Zambia has been hit the hardest by the disease and is experiencing its deadliest outbreak on record. Since October, more than 650 people have died and more than 18,500 have been infected, though cases and deaths have slowed since they peaked in January. Five deaths were reported in the 24 hours leading up to Monday, compared with the more than 15 fatalities that were recorded daily last month. Schools reopened on Monday after a delay of about a month.
Still, there are worrying signs. The outbreak was initially confined to the capital of Lusaka but has since spread to nine other provinces. The death rate of 3.5 percent is far higher than the 1 percent rate that health experts say is typical. Dr. Otim said about half of the deaths in Zambia occurred at home rather than at health centers, an indication that people either denied or were unaware they had cholera.
Doctors Without Borders has deployed 50 health workers to Zambia and 30 to Zimbabwe to help manage the outbreaks.
Even as public health and government officials race to battle the outbreaks, the Africa C.D.C. warns of the potential for a difficult situation ahead: Above-normal rainfall is projected across much of the region through this month, the type of weather that floods communities, destroys infrastructure and increases the risk of cholera transmission.
People typically are infected with cholera when they ingest water that has been contaminated by human waste.
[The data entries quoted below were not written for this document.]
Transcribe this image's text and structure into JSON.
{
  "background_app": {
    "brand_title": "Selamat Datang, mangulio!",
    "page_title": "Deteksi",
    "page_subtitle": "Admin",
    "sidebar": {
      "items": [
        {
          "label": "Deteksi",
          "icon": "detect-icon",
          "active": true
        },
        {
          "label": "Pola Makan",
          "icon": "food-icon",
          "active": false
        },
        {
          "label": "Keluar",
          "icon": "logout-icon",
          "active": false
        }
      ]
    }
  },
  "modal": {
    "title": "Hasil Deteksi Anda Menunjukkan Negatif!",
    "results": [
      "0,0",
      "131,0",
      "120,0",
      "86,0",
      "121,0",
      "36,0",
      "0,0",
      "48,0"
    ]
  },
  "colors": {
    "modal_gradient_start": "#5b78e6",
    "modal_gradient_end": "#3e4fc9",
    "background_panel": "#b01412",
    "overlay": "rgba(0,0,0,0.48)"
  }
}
The surest way to prevent the disease is to keep water sources for drinking and washing separate from sewage, public health experts say.
Many communities across southern Africa are plagued by poor water and sewer infrastructure. Residents often rely on shallow pit latrines as toilets, and, without piped water, use streams or lakes for drinking and washing. This presents a significant risk of cross contamination, especially when there are heavy rains and floods.
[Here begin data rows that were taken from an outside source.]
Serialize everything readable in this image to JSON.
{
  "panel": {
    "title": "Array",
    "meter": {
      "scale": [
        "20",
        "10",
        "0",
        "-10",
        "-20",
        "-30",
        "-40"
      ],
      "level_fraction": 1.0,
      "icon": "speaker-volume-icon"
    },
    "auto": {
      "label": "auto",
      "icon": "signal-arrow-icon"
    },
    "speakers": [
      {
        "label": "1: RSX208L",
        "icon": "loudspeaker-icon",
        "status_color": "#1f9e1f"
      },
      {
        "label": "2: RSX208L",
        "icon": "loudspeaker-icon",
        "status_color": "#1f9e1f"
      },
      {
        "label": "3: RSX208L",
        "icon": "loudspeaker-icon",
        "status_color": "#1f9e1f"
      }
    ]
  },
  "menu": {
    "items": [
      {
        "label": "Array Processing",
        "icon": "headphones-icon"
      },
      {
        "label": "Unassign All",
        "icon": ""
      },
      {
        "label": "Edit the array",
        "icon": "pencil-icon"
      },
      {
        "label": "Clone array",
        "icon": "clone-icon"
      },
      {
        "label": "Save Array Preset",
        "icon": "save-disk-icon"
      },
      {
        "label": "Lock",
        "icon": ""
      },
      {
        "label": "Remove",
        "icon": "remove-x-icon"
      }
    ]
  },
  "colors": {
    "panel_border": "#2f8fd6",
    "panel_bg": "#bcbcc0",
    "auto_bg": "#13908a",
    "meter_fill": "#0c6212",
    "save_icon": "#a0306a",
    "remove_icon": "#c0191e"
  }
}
One of the main commitments made by leaders of the Southern African Development Community was to invest more in developing resilient water and sewer systems.
“If we don’t address the water, hygiene and sanitation issues, we will not stop the cholera outbreak,” Dr. Otim of the W.H.O. said.
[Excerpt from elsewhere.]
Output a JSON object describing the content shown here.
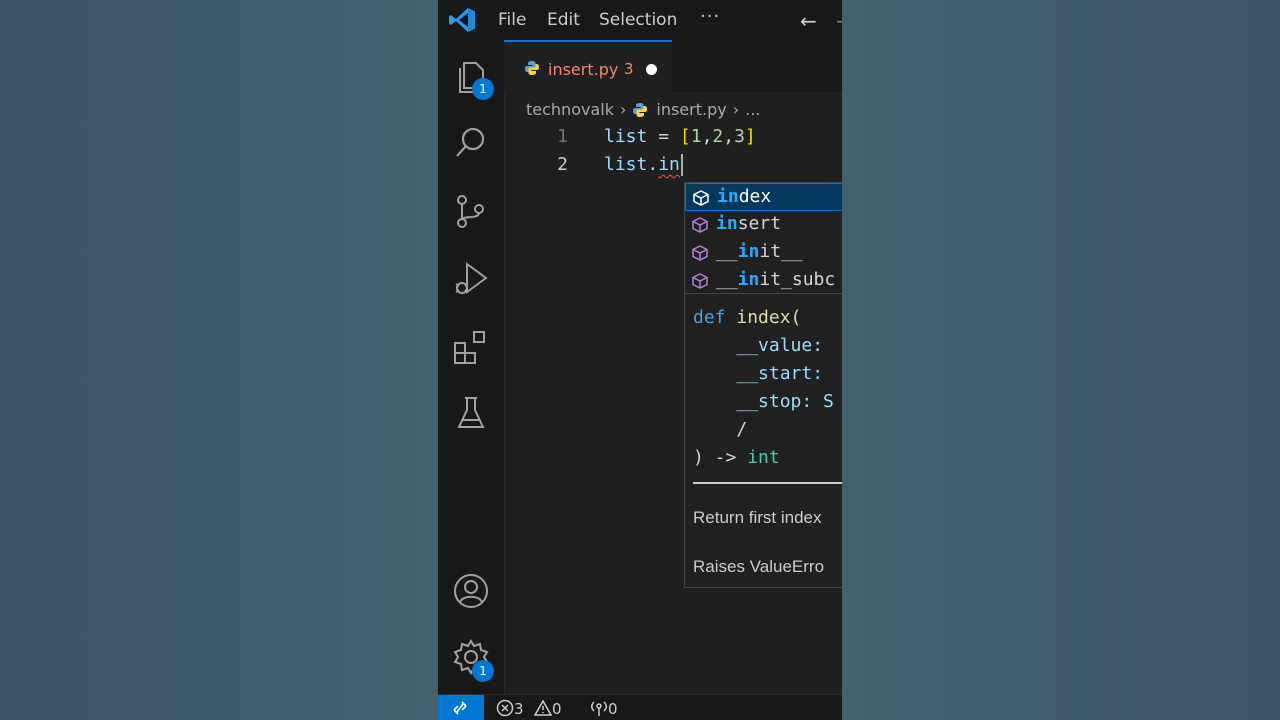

Vaccination is also a major issue. A surge in cholera outbreaks globally in 2021 and 2022 depleted the stockpile of vaccines, Dr. Otim said, and there is only one manufacturer that produces the cholera vaccine at a global level. Last year, about 37 million doses were produced, even though the demand was about 60 million, he said.
Dr. Amrani said that cholera had received less attention than other diseases from the pharmaceutical industry, also contributing to the vaccine shortage.
While longer-term solutions such as creating better water infrastructure and increasing vaccine production may take time, organizations like Doctors Without Borders and the W.H.O. are helping countries across the region tend to the immediate problem of treating suffering patients. They are providing hydration treatments, medical workers and supplies.
At a treatment facility set up at a school in a dense suburb of Harare, nurses wearing latex gloves tended to patients splayed on cots. There were groans and cries, and some patients propped themselves uncomfortably on benches, waiting to be treated.
“I’m dying! Please, I’m dying!” one woman at the school shrieked as nurses tried to put intravenous tubes into her hands to give her fluid for hydration. “What shall my children do? Who shall take care of them?”
On a recent morning inside the Sally Mugabe Central Hospital in Harare, where Ms. Mwayera’s brother had died outside in the car, a nurse delivered bad news to members of another family waiting in a hallway. Jethro Nguweni, 52, had lost his battle with cholera.
“What shall I do?” his wife, Melia Nguweni, sobbed, removing her head scarf and throwing it down. “My husband is gone. He has left me.”
Collins Chilumba Sampa contributed reporting from Lusaka, Zambia.